A. We call it “global.’’ The original inspiration: I took trips to Japan for business. I was really inspired by the Japanese aesthetic, and watched the kimono. The kimono shape was the only shape used in Japan for like 1,100 years. There’s something very timeless about that concept. I took that concept and incorporated it into more modern knits. Pieces that use the line of the kimono, you can dress it up or dress it down; understated and easy to wear. Everything — jewelry, belts — go over it easily. Indian clothing has very much inspired us. Layering, and light fabrics, cotton, linen. A lot of scarves. We are preparing to go more global, and being more accessible to global customers.

Q. How do you dress for the day?

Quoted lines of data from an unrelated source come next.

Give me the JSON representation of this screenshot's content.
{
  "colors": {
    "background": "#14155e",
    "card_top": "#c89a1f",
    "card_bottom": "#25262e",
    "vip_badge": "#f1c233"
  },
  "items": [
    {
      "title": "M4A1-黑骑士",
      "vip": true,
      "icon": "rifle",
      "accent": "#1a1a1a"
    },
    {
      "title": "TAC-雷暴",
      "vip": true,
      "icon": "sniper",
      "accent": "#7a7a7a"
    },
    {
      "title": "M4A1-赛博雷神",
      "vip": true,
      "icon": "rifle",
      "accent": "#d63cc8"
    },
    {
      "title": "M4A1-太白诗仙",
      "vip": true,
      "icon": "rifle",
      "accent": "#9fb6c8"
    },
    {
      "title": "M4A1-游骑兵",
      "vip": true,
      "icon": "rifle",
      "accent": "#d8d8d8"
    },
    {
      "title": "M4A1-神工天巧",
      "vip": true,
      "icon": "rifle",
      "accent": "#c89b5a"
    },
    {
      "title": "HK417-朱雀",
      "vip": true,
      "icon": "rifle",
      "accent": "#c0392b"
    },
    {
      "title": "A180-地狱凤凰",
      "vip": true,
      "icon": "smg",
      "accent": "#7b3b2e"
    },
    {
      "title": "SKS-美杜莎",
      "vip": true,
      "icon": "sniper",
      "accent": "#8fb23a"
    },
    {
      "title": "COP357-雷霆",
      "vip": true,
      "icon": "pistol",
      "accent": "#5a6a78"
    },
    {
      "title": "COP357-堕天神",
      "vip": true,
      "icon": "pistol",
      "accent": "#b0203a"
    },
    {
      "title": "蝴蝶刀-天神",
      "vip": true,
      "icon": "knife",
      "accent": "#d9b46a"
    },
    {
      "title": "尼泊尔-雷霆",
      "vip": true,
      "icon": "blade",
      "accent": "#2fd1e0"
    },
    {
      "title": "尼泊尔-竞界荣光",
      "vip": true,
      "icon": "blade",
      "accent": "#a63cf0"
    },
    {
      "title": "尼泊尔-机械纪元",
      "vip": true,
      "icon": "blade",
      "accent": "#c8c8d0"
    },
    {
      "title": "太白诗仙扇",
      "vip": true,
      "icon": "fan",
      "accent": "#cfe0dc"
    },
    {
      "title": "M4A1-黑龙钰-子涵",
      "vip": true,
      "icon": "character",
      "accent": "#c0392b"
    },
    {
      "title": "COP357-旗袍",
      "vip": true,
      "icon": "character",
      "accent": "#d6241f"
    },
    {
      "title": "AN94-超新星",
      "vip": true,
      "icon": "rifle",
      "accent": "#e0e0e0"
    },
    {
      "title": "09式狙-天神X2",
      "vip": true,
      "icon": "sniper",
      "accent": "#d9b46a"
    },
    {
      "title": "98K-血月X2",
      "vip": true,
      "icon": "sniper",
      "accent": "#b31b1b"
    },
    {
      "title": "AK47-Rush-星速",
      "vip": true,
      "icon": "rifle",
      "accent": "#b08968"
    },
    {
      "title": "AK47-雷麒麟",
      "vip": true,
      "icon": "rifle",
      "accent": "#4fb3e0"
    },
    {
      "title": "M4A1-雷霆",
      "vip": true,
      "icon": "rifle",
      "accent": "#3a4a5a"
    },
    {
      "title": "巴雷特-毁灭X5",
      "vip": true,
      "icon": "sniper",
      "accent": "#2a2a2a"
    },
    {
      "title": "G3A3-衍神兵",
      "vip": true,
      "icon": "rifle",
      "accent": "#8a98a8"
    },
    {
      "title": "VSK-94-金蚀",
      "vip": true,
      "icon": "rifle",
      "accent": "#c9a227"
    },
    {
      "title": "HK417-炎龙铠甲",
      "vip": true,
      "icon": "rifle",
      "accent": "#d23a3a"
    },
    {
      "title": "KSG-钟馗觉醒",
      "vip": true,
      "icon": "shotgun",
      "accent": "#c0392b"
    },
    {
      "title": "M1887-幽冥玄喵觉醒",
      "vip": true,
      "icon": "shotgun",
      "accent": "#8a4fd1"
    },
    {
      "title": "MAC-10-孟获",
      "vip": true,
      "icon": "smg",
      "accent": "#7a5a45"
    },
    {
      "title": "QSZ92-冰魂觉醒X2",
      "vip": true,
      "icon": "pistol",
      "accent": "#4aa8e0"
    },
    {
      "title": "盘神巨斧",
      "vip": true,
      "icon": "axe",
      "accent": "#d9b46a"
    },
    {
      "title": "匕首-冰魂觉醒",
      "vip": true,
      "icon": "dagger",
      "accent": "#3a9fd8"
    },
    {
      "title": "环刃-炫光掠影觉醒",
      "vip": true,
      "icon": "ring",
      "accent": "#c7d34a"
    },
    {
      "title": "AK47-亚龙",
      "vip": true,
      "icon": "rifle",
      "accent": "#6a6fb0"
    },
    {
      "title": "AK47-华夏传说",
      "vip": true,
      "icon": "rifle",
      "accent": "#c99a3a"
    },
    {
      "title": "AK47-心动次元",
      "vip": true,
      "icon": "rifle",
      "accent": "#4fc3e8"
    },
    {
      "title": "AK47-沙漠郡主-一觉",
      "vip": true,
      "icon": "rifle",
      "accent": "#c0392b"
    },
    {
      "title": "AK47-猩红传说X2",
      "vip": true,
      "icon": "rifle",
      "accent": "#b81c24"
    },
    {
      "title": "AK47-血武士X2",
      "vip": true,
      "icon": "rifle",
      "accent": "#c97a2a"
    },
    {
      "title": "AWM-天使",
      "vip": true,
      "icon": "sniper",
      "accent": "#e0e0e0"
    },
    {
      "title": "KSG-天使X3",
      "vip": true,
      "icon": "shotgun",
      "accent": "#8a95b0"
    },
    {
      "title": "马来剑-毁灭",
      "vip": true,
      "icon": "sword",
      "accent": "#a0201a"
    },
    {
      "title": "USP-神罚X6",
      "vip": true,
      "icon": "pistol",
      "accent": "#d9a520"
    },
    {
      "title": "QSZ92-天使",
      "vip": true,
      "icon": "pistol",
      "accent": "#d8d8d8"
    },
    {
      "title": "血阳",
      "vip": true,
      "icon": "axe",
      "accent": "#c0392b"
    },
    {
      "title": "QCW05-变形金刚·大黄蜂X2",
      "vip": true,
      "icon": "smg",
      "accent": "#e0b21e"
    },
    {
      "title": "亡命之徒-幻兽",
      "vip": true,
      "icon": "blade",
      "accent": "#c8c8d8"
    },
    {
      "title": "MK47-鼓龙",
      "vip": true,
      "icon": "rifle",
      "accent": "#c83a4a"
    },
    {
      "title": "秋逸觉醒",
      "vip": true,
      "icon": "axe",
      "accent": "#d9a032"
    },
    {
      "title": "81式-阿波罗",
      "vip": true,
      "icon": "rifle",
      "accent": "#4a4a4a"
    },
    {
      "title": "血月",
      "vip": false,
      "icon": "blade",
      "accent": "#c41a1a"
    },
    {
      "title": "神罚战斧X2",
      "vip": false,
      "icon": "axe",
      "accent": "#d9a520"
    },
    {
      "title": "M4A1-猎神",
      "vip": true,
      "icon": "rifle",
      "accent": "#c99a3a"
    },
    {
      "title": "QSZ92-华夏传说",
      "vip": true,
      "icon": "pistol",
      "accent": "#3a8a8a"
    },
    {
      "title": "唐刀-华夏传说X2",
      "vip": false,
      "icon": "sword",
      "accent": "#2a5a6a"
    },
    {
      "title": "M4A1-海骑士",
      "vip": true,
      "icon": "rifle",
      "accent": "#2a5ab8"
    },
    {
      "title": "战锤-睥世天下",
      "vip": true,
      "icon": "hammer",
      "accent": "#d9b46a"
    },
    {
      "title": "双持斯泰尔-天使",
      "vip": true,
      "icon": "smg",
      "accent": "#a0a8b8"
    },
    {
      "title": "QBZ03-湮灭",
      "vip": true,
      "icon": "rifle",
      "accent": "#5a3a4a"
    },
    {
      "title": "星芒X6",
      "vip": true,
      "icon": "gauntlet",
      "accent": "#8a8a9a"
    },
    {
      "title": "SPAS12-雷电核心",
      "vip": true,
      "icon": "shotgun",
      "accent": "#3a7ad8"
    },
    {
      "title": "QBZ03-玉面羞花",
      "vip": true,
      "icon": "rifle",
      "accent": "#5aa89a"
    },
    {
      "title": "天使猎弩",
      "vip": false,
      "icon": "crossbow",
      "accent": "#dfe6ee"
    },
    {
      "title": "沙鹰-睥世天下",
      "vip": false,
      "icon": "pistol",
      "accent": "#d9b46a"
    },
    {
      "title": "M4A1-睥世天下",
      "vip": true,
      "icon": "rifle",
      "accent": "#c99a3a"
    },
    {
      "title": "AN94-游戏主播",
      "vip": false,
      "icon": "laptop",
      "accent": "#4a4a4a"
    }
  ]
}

A. I’m passionate to make this simple for everybody else. I don’t give myself more than a few minutes to get dressed in the morning. If it’s not perfect, it’s perfect enough. I kind of create a system for myself every season. Once I get it down, I just change one thing. I change a scarf every day. A cardigan. I get the proportions down for the season, in my colors: gray and white and black and charcoal. I have gray hair, so it works. Also, The New York Times wrote a style article on gray hair — I’m in! I saw this girl with silver hair. I said “I like your hair!’’ She said, “I like yours, too!’’ That’s the perfect way to mix the generations: Make silver hair fashionable.

Q. Think the gray hair trend will surface soon here?

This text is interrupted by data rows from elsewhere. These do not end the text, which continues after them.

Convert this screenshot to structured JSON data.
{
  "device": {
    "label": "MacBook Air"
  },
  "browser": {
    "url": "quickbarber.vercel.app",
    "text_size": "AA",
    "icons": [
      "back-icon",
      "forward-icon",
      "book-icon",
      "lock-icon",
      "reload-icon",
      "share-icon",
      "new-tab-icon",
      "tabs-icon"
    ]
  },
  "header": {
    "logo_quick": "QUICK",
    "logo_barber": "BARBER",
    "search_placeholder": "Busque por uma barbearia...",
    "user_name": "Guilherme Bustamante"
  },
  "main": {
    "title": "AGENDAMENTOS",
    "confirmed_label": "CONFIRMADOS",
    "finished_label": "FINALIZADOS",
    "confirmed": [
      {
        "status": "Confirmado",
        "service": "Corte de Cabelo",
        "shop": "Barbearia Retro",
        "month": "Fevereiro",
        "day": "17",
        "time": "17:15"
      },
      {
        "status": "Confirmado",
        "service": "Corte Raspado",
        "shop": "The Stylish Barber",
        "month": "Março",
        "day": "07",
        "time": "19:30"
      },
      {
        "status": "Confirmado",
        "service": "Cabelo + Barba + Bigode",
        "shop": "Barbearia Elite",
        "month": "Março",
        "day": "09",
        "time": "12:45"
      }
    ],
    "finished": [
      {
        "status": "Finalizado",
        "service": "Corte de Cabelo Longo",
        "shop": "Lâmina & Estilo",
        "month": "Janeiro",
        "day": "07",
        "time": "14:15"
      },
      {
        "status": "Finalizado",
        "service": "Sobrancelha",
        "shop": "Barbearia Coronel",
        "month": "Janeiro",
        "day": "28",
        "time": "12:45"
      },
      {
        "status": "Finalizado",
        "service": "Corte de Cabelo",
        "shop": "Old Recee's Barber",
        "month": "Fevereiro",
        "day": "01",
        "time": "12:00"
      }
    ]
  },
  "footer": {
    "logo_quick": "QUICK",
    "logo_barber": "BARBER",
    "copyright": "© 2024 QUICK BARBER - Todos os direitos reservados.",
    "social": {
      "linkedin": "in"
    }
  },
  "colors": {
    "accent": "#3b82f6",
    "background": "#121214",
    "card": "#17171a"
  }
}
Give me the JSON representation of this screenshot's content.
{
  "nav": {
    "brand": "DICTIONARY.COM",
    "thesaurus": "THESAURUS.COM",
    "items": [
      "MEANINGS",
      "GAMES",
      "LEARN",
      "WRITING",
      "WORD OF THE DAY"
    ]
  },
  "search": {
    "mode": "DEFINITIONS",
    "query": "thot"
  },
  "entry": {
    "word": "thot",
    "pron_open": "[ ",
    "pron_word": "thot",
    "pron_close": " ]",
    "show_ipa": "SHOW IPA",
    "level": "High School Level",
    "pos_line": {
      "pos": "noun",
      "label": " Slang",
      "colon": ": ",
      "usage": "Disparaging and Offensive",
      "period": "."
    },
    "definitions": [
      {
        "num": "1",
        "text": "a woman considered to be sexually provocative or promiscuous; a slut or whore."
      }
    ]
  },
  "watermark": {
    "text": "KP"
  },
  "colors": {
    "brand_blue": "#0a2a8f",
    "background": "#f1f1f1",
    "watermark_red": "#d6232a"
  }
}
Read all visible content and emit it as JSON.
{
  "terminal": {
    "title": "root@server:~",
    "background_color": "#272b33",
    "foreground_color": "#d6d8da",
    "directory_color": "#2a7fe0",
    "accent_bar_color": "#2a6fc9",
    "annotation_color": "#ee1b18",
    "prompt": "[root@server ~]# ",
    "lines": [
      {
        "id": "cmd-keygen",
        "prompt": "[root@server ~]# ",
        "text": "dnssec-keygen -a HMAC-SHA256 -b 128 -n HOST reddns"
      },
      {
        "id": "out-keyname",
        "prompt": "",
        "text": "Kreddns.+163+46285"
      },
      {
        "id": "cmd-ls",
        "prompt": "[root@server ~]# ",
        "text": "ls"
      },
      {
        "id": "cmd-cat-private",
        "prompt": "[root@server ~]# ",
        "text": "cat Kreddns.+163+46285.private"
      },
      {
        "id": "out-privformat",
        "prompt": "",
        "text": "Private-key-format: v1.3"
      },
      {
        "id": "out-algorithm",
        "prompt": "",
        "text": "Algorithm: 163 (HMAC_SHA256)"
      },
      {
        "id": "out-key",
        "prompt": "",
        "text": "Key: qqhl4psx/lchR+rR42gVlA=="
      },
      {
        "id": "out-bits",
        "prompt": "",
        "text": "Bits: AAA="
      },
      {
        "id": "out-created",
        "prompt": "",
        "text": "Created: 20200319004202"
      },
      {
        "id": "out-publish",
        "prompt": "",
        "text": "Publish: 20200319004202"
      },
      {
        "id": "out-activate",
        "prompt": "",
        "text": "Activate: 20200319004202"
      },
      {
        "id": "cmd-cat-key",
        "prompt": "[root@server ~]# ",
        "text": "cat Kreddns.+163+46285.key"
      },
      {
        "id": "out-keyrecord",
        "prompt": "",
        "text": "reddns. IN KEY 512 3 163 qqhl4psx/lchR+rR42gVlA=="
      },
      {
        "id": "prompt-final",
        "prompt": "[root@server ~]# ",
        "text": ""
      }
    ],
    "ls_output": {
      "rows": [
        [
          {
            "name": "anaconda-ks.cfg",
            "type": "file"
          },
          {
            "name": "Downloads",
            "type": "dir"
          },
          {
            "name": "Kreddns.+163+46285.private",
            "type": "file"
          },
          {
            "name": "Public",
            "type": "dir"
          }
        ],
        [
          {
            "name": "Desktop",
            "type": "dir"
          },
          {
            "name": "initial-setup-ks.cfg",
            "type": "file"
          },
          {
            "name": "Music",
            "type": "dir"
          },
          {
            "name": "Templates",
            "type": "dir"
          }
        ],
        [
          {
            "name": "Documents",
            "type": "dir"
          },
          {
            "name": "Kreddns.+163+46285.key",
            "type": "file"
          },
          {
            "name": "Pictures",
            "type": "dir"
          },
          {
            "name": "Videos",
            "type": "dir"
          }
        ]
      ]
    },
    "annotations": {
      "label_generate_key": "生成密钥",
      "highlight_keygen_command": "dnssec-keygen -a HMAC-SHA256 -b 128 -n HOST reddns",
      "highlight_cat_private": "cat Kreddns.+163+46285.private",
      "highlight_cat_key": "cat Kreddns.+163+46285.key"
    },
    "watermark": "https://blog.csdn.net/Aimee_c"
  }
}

A. It doesn’t seem like a typical Boston thing, but it will appear with the young people. It’s even entering the local schools in Westchester (laughs). You will see it. Funny, very funny.

Q. What excites you about the new collection?

A. Colors. Details. Little sequins. Underpinning. Something that makes it special. That sort of grew out of the passions of designers in the company that wanted to preserve handicraft in India and Japan. They loved them and thought it would make the clothes special, and thought they would support the local craftspeople, and created this juxtaposition. We’re known for really simple clothes. They’re still simple shapes, but they’re adorned in some unique way that gives a personal quality, a unique sense, that combines with the simple things.

Q. Change must feel good.

A. The line is an evolution. But it doesn’t change so radically. We have fabrics that we know and we trust. We repeat certain colors. Because the line works sort of holistically, customers can add a few pieces and add it back to old pieces and they can feel modern. And that’s exciting.

Q. How do you see Boston’s style evolution?

A. A sense of keeping things, a timelessness. There’s just a freshness to it. It’s like architecture. A mix of old and new — I think that’s who we are right now.

A fashion show and presentation by Eileen Fisher will be held at Bloomingdale’s in the Chestnut Hill Mall Saturday at 1 p.m. The event will also highlight Casa Myrna’s Adolescent Transitional Living Program, which helps young mothers finish high school and get job training.